EXERCISE GOAL –
For each line below that includes the string "Gateway", show the whole line.

-- Opening Marker --

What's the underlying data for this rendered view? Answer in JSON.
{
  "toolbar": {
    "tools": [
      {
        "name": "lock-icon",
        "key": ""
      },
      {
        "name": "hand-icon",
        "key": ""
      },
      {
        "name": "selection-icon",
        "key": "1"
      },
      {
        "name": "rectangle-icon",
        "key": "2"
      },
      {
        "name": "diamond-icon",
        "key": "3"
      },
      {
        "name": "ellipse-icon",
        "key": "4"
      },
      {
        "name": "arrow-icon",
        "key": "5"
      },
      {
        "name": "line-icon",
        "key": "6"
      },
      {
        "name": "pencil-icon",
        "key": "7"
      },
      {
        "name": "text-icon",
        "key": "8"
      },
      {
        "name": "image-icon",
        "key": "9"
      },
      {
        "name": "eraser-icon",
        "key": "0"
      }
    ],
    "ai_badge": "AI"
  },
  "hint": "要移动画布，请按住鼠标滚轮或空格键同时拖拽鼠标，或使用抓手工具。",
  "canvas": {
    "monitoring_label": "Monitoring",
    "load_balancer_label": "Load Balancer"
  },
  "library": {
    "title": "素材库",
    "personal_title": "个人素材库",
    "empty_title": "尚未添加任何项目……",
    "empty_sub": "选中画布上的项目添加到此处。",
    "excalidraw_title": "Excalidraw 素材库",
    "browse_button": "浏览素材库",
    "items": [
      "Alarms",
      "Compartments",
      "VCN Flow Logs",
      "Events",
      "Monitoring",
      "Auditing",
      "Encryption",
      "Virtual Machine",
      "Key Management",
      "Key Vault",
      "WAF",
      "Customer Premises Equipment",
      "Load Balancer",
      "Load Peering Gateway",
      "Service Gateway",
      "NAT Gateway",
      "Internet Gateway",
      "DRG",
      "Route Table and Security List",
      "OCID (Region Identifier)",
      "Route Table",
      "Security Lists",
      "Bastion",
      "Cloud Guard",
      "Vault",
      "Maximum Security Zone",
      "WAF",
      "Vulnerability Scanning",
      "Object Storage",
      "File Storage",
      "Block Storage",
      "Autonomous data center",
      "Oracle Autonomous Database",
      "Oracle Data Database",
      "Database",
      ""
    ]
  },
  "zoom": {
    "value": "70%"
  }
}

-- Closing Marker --
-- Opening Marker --

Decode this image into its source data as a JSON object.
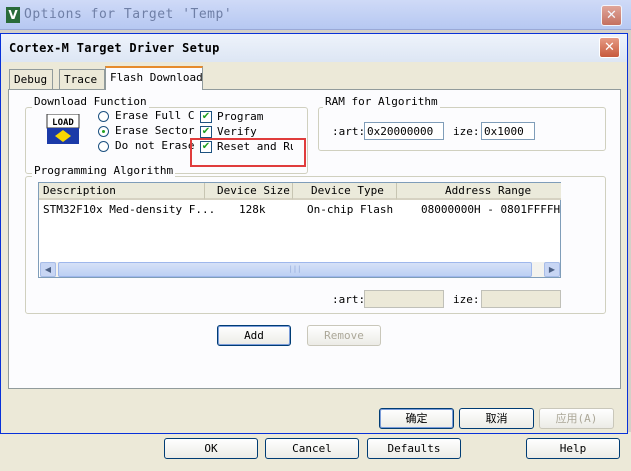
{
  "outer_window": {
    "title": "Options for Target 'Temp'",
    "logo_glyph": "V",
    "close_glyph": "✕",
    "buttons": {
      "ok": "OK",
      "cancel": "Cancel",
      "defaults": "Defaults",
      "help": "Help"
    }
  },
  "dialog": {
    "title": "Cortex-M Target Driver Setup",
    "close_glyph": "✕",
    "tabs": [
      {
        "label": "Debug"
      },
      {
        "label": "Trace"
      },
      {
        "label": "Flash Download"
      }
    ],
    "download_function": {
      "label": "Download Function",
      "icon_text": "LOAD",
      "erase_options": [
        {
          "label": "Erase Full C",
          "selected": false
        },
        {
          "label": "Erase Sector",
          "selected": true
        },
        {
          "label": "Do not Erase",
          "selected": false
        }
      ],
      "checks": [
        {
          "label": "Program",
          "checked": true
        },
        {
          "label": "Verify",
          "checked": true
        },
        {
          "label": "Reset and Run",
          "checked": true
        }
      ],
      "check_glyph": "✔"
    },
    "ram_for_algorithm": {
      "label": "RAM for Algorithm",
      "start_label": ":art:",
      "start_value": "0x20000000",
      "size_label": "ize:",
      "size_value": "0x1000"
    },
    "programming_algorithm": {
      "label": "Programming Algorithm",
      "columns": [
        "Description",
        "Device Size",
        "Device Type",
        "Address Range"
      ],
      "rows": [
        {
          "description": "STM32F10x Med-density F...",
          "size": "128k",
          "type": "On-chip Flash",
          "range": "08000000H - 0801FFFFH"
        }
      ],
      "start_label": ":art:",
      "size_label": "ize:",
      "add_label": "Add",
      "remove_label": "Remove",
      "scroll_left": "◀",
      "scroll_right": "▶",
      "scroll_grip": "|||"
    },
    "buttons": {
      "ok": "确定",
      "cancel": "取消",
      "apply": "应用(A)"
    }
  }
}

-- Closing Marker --

ANSWER BOX –
      "Load Peering Gateway",
      "Service Gateway",
      "NAT Gateway",
      "Internet Gateway",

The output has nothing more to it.